When they got back to their cabin, Anges collapsed on her bed and immediately started snoring. Janet crawled up to the top bunk, lay down facing the wall, and started to sob softly, thinking no one could hear her. “I know how you feel, kiddo. This camp sucks! Boy, am I thirsty – and my stomach is growling. A beer would taste great right about now!”
As Kate stepped over to her duffle bag for a forbidden snack, she tripped on a loose board. Curious, she leaned over to peek between the cracks. Samantha’s hand suddenly pulled Kate’s shoulder back. “Don’t look! Don’t look!”
Samantha yelled, “Because! Because there’s something down there and you can’t see it; you can’t see it!”

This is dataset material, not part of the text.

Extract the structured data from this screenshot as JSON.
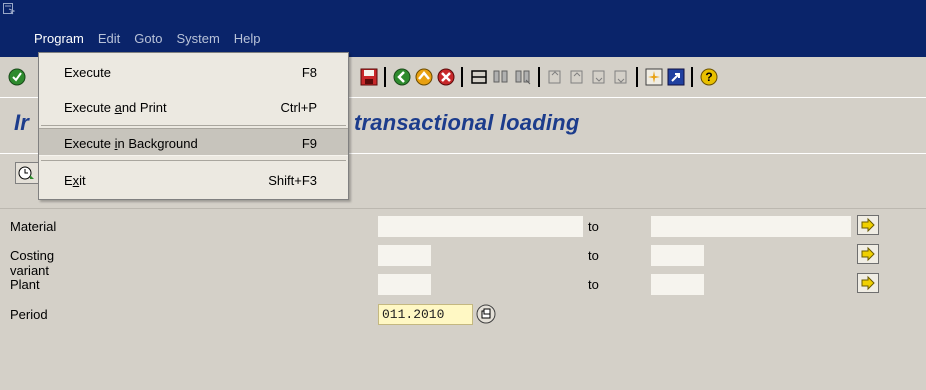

“What is it? A snake? A mouse? I’m not afraid of anything. I want to see what’s down there.” Kate was defiant now. She wasn’t going to let a retard tell her what she could or couldn’t do. Kate bent down again to pull up the board.
Samantha stomped twice on the crack, just missing Kate’s hand. “One, two!”
“One, two what? What are you yelling about?”
Samantha pulled Kate away from the loose board, counting every step they took, “One, two, three, four. You can’t look, Kate. You can’t look, Kate.”
Kate knew she had to gain Samantha’s trust because now she wanted to know what was beneath the floor more than anything. She pretended that she didn’t really want to look under the board and crawled to the upper mattress on the other bunk bed. Samantha fell asleep on the lower bunk under Kate. She kept murmuring something while she rubbed the silk binding on her own little blanket.
For the next few days, Kate stayed by Samantha’s side, studying everything she did. Samantha separated the food on her plate so it wouldn’t touch. She hated most of the camp’s outdoor activities, so the director let her organize the dining hall. Samantha counted the salt and pepper shakers, lining them up on the tables. She loved wrapping the plastic utensils in the napkins. Everything was counted in two’s or four’s. Any odd number would agitate Samantha and she would start yelling. Despite Samantha’s weird behavior, Kate actually started liking her. They counted everything in fours. They giggled inappropriate comments they made about the other campers. They sat by a picture window and watched the squirrels for hours. Kate let Samantha wear her hoodie so she could hide from people.
On the fourth day of camp, Kate decided she would try to look under the loose board again. With Samantha’s blessing, they lifted up the plank. On the dirt below the wooden floor were eight rows of white rocks, grouped in sets of four. “I did that, Kate. I found those rocks here in the forest. They’re beautiful, Kate. Aren’t they beautiful, Kate?”
Kate stared at the white rock formation, disappointed that they didn’t find a dead body or treasure chest of money. “Sure, Samantha, they’re pretty. What makes them so special?”
“Because I found rocks that were all the same size, the same size. That’s what makes them special. Look, they sparkle on the top too. I’m going to take them home and put them in my backyard, in my backyard.”
Kate agreed with Samantha and told her she’d like to come see them some day.
When Mrs. Speely came to pick up Kate at the end of the week, Kate told her mother all about Samantha. They walked up the path to their front door, and Kate suddenly noticed her mother’s flower garden. Separating the rows of flowers were white rocks lined up perfectly next to each other. Kate counted the rocks. Each row contained eight rocks. There were four rows. Kate stared at her mother.
“What’s the matter, dear? Is there a weed in the garden that needs to be pulled?”
It all became clear to Kate; her mother’s habit of counting everything; her mother’s outbursts of agitation when there was an odd number of spoons in the drawer; her mother’s obsession with neatness. “No, Mom, I just realized that going to Camp Evergreen was probably the best thing that ever happened to me. I’m sure you’re going to love Samantha when she comes over. You both have a lot in common.”
“That’s nice, dear. One step, two steps, we’re home.”